> [Try it]
Give only the number of lines in the records that include "bold".

(Interface dataset entries)

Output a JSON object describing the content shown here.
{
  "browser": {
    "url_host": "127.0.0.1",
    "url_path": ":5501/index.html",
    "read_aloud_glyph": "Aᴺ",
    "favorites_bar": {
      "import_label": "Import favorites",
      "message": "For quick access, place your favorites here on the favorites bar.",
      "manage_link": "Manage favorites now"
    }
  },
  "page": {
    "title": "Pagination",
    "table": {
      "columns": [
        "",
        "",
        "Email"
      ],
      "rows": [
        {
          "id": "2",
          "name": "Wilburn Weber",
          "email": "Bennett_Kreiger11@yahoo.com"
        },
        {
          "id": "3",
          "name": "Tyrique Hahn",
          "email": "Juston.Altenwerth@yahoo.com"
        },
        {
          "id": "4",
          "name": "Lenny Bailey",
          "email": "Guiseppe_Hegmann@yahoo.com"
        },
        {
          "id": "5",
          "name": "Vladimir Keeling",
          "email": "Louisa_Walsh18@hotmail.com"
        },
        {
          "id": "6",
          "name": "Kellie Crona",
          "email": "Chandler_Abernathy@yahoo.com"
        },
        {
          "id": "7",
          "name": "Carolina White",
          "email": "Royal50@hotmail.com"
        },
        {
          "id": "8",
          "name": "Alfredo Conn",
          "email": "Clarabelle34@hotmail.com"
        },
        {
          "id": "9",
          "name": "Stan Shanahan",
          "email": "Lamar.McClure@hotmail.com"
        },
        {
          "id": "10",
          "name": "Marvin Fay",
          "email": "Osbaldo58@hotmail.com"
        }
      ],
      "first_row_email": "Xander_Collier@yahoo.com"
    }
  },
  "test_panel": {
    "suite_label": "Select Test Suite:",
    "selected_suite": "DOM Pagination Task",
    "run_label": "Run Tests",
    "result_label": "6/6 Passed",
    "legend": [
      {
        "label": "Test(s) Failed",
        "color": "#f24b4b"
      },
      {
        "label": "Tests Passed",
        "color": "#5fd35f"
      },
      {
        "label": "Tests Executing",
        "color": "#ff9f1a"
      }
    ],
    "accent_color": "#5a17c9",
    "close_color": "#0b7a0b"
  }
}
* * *
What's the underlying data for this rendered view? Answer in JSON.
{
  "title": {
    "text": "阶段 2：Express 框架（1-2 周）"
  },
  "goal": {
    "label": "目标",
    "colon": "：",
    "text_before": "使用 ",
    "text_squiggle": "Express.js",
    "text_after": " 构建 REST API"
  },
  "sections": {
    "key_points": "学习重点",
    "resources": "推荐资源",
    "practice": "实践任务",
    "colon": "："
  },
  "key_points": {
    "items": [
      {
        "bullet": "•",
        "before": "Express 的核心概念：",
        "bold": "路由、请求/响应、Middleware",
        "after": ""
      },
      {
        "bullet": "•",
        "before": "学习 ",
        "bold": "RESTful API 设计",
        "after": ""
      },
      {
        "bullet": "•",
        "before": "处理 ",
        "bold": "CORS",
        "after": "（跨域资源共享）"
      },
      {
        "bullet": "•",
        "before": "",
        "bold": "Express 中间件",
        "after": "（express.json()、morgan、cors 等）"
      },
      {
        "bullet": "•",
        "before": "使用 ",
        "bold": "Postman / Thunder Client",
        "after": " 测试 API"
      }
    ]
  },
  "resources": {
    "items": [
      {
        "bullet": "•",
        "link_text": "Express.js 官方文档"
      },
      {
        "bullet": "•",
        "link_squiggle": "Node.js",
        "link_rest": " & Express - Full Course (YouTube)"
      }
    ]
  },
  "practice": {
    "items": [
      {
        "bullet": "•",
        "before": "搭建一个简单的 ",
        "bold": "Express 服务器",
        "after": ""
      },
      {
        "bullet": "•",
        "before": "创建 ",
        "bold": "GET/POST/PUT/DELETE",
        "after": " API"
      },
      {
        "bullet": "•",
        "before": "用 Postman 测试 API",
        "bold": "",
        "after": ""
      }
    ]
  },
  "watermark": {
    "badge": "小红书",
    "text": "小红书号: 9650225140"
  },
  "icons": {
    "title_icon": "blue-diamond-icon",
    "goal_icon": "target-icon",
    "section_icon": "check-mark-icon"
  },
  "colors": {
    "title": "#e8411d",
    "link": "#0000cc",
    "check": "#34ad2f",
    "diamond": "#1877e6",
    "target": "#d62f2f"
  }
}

> [Response]
8